**Task to complete:** Every line of the entries below that includes "heading" belongs in the answer, copied as written.

**Records shown:**
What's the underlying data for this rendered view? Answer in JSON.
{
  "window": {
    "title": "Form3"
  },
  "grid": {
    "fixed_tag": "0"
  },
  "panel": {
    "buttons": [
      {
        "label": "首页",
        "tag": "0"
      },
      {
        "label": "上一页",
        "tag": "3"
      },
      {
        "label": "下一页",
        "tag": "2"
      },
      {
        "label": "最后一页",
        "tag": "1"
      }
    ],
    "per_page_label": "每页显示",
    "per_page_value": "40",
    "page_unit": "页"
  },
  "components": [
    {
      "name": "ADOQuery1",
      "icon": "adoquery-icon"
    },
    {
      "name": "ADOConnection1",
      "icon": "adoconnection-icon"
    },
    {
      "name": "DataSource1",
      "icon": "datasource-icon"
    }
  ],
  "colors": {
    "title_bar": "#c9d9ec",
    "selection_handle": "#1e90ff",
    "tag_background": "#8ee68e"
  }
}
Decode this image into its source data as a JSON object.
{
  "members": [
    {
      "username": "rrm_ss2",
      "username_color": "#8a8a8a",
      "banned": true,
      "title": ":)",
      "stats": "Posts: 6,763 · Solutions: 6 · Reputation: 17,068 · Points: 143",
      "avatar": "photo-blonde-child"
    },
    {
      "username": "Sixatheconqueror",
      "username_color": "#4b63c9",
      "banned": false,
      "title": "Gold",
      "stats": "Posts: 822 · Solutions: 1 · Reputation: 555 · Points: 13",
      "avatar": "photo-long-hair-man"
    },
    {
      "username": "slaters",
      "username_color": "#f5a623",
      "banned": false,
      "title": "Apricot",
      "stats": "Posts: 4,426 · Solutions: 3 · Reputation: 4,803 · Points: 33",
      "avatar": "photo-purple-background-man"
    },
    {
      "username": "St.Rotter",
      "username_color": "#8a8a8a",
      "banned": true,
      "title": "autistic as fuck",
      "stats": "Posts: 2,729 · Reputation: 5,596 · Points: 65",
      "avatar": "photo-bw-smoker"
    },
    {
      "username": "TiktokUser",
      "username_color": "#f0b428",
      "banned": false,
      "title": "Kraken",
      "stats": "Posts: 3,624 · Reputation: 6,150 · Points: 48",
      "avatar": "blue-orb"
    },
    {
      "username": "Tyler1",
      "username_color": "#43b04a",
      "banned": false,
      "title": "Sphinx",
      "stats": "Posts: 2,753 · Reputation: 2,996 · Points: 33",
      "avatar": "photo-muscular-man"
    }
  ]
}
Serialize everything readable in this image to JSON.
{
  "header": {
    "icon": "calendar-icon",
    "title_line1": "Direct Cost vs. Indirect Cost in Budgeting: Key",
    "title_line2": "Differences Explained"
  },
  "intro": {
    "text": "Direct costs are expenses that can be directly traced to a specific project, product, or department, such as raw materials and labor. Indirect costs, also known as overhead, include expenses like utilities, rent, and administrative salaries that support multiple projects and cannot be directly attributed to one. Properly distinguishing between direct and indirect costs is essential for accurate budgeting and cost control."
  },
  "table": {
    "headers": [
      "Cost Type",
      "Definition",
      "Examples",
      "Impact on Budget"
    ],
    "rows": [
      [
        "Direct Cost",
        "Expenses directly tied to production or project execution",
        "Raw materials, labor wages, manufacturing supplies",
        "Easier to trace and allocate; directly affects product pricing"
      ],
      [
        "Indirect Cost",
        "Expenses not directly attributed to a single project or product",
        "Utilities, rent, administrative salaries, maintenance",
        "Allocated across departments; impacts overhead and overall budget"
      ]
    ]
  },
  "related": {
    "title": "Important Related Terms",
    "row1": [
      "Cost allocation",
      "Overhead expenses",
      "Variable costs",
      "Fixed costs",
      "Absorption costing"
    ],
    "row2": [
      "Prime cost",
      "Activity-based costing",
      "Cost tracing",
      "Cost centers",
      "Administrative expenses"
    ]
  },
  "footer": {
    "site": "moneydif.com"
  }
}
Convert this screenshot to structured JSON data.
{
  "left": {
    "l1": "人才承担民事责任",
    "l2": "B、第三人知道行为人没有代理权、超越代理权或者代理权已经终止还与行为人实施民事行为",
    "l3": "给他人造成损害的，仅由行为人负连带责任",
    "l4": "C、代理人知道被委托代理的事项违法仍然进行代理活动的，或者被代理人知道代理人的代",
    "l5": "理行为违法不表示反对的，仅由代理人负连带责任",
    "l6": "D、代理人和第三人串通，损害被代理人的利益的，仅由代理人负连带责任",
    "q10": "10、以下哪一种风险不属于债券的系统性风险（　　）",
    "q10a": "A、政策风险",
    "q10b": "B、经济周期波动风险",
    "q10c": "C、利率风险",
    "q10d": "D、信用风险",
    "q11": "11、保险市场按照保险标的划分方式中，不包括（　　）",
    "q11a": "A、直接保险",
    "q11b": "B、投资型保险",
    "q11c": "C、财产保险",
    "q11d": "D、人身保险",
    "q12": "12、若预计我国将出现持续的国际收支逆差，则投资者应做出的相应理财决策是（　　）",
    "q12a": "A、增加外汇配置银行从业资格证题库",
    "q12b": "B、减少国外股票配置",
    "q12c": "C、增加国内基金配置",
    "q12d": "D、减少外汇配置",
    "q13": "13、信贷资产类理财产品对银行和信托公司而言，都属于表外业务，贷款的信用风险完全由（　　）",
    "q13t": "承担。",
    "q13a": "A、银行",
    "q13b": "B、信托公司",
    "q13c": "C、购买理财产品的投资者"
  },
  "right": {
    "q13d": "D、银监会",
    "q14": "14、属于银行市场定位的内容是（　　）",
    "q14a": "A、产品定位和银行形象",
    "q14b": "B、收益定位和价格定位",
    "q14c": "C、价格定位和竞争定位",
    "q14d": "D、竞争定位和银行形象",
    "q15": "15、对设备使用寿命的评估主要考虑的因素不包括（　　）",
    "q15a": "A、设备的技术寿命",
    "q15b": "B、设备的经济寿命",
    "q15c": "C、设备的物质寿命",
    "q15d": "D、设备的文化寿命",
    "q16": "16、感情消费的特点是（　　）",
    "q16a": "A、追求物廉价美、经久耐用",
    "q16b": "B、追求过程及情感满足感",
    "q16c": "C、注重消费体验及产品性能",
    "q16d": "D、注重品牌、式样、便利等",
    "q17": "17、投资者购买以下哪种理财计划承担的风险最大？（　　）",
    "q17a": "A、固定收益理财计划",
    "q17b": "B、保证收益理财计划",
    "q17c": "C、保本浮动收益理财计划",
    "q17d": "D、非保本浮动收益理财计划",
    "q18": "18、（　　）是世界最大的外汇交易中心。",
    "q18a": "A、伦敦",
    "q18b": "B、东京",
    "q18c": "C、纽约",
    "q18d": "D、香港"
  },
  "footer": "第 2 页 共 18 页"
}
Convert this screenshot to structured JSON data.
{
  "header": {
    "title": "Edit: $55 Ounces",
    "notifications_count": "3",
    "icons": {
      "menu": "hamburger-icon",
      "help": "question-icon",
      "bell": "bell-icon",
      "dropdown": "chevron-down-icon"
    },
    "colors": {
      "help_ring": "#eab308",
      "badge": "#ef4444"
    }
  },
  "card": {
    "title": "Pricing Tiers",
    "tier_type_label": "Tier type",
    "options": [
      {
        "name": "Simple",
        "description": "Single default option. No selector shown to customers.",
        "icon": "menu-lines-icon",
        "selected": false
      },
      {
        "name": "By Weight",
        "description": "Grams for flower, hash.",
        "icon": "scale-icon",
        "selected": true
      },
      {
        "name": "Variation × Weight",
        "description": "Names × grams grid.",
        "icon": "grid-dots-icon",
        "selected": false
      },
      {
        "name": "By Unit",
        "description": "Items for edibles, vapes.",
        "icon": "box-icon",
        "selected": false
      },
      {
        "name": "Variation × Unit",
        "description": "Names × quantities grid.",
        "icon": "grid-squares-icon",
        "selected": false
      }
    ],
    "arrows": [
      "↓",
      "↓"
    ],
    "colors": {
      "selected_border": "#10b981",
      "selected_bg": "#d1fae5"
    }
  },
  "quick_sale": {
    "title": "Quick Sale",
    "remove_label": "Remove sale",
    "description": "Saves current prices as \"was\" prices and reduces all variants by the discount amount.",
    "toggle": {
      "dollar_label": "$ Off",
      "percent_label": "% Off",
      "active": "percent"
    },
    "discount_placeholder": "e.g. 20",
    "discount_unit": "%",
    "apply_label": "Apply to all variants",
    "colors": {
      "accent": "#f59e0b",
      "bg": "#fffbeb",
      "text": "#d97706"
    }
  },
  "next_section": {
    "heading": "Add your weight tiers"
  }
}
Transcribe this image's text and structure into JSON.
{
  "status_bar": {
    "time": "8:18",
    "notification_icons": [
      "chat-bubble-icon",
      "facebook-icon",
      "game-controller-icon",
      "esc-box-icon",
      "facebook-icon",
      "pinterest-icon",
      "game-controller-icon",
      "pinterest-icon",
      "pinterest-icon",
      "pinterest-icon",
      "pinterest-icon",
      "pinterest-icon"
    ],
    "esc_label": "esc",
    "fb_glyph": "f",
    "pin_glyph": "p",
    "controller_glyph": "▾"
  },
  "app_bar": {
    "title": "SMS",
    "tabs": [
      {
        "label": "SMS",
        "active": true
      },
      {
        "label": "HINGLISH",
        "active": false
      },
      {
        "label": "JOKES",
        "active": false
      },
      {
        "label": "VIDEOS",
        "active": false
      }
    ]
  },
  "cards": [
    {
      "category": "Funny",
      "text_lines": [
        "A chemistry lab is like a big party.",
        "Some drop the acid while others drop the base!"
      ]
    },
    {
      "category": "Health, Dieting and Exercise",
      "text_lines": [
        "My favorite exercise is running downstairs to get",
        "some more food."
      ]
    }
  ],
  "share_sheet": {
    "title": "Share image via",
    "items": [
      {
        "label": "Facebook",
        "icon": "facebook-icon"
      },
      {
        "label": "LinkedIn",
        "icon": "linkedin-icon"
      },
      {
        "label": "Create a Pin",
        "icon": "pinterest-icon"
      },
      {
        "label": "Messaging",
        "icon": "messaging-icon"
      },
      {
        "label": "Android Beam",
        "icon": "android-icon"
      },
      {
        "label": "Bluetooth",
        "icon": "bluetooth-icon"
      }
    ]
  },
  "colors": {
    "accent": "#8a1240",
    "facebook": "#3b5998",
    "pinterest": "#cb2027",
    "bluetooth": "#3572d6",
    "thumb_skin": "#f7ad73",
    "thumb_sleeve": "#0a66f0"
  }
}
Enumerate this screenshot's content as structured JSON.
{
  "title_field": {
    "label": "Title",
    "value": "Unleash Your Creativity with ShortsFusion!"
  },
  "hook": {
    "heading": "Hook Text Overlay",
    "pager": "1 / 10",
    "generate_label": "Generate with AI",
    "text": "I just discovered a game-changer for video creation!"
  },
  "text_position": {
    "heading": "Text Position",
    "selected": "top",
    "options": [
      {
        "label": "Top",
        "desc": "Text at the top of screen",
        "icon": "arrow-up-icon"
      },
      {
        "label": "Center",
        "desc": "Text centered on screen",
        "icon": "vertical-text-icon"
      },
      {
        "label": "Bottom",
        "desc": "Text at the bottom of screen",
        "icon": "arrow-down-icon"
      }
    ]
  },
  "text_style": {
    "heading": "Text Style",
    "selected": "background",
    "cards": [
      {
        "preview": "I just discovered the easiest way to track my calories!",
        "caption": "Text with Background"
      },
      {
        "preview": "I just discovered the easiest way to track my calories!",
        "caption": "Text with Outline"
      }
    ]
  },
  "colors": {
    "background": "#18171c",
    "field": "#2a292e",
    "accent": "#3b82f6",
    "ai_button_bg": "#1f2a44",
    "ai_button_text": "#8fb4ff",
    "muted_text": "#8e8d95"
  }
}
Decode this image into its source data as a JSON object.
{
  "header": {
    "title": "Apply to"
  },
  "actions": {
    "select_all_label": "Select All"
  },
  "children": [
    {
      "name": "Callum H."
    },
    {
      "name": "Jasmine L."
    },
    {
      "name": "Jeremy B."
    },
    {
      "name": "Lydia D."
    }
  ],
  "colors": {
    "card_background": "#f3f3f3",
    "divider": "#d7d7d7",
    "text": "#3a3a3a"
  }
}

**Response box:**
    "heading": "Add your weight tiers"
    "heading": "Hook Text Overlay",
    "heading": "Text Position",
    "heading": "Text Style",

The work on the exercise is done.